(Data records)
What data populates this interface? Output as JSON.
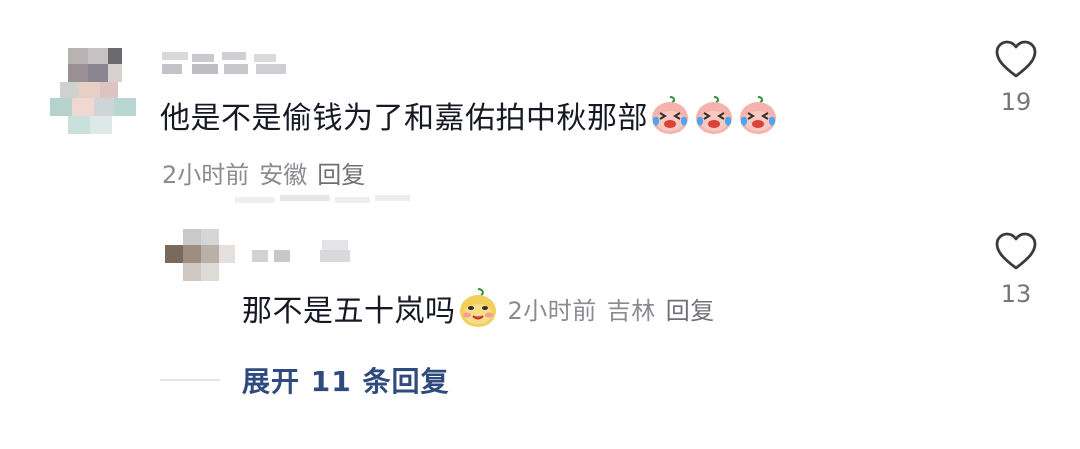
{
  "comment": {
    "text": "他是不是偷钱为了和嘉佑拍中秋那部",
    "emoji_icon": "crying-laughing-peach-emoji",
    "time": "2小时前",
    "location": "安徽",
    "reply_label": "回复",
    "like_count": "19"
  },
  "reply": {
    "text": "那不是五十岚吗",
    "emoji_icon": "sly-smile-peach-emoji",
    "time": "2小时前",
    "location": "吉林",
    "reply_label": "回复",
    "like_count": "13"
  },
  "expand": {
    "label": "展开 11 条回复"
  },
  "colors": {
    "text": "#161823",
    "meta": "#8a8b91",
    "link": "#2f4a7d",
    "icon": "#3a3a3f"
  }
}
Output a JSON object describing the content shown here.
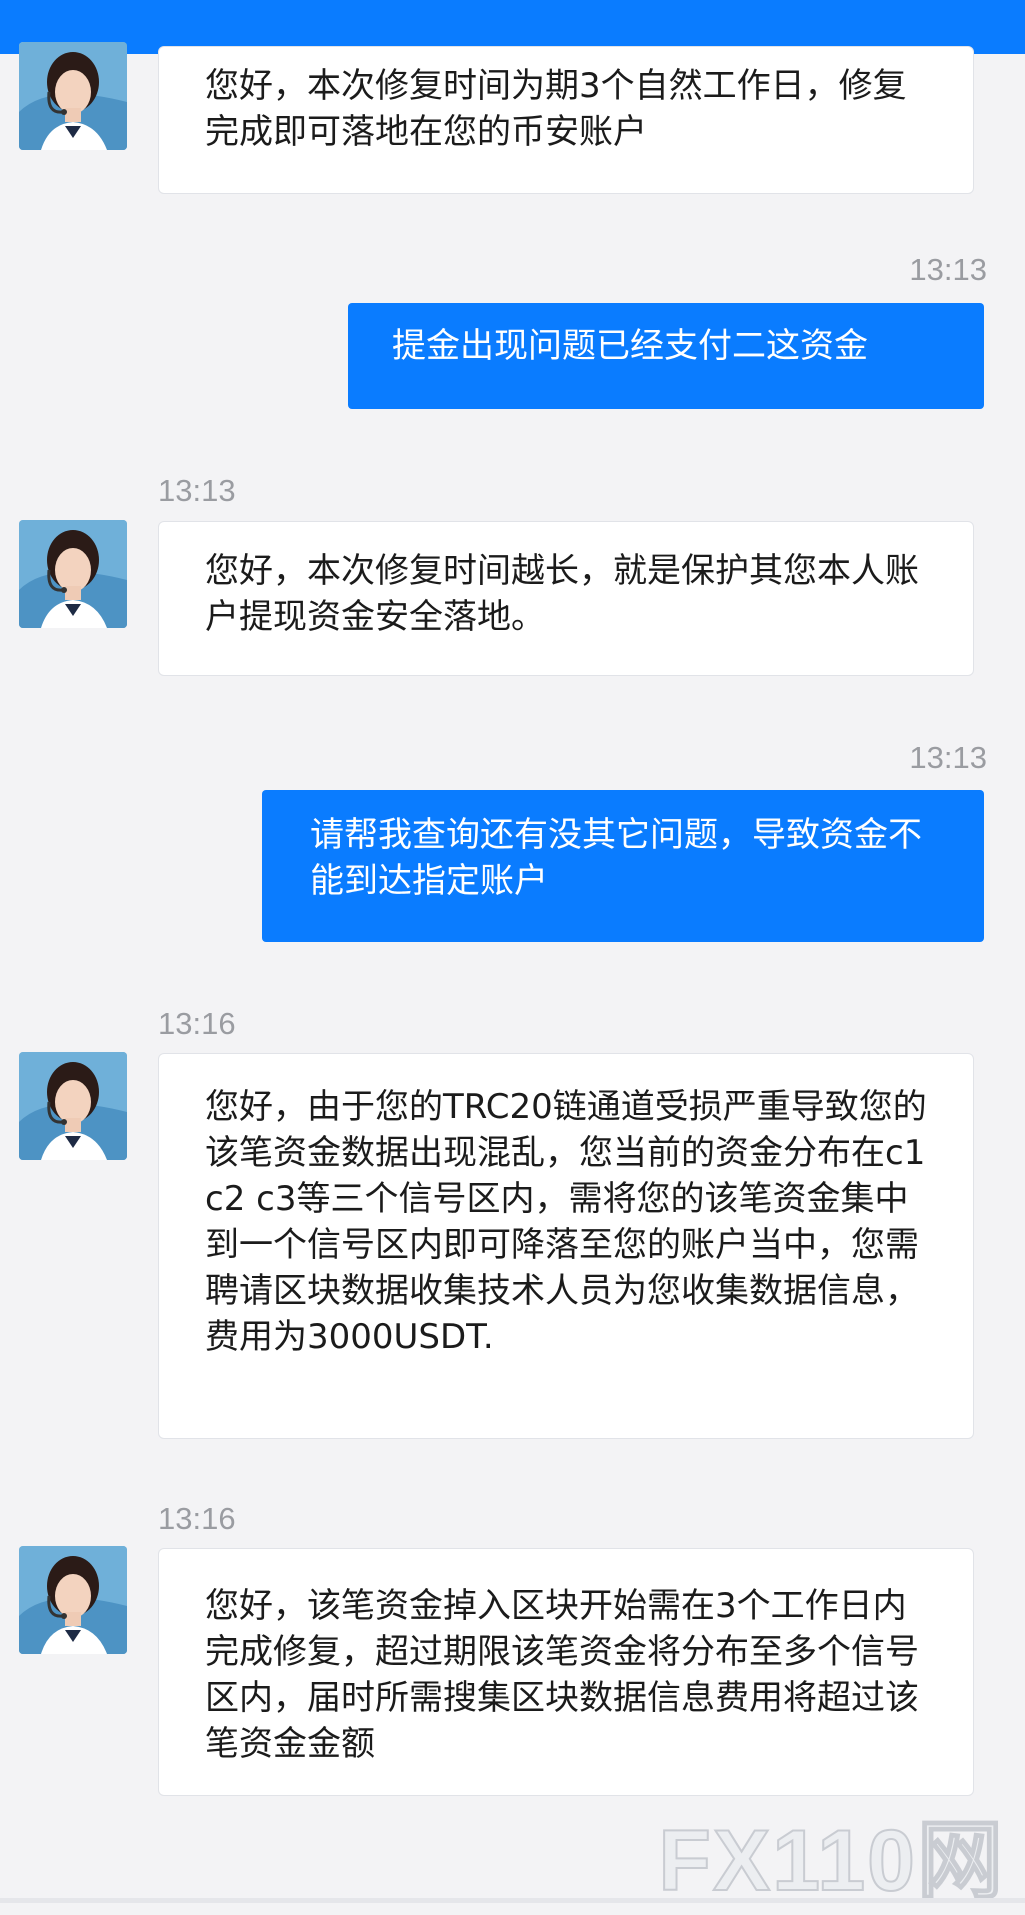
{
  "messages": [
    {
      "from": "agent",
      "timestamp": "",
      "text": "您好，本次修复时间为期3个自然工作日，修复完成即可落地在您的币安账户"
    },
    {
      "from": "user",
      "timestamp": "13:13",
      "text": "提金出现问题已经支付二这资金"
    },
    {
      "from": "agent",
      "timestamp": "13:13",
      "text": "您好，本次修复时间越长，就是保护其您本人账户提现资金安全落地。"
    },
    {
      "from": "user",
      "timestamp": "13:13",
      "text": "请帮我查询还有没其它问题，导致资金不能到达指定账户"
    },
    {
      "from": "agent",
      "timestamp": "13:16",
      "text": "您好，由于您的TRC20链通道受损严重导致您的该笔资金数据出现混乱，您当前的资金分布在c1 c2 c3等三个信号区内，需将您的该笔资金集中到一个信号区内即可降落至您的账户当中，您需聘请区块数据收集技术人员为您收集数据信息，费用为3000USDT."
    },
    {
      "from": "agent",
      "timestamp": "13:16",
      "text": "您好，该笔资金掉入区块开始需在3个工作日内完成修复，超过期限该笔资金将分布至多个信号区内，届时所需搜集区块数据信息费用将超过该笔资金金额"
    }
  ],
  "watermark": "FX110网",
  "colors": {
    "accent": "#0a7cff",
    "incoming_bg": "#ffffff",
    "page_bg": "#f3f3f5"
  }
}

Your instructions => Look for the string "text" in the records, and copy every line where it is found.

Problem solution =>
    "text": "他是不是偷钱为了和嘉佑拍中秋那部",
    "text": "那不是五十岚吗",
    "text": "#161823",
      "text": "您好，本次修复时间为期3个自然工作日，修复完成即可落地在您的币安账户"
      "text": "提金出现问题已经支付二这资金"
      "text": "您好，本次修复时间越长，就是保护其您本人账户提现资金安全落地。"
      "text": "请帮我查询还有没其它问题，导致资金不能到达指定账户"
      "text": "您好，由于您的TRC20链通道受损严重导致您的该笔资金数据出现混乱，您当前的资金分布在c1 c2 c3等三个信号区内，需将您的该笔资金集中到一个信号区内即可降落至您的账户当中，您需聘请区块数据收集技术人员为您收集数据信息，费用为3000USDT."
      "text": "您好，该笔资金掉入区块开始需在3个工作日内完成修复，超过期限该笔资金将分布至多个信号区内，届时所需搜集区块数据信息费用将超过该笔资金金额"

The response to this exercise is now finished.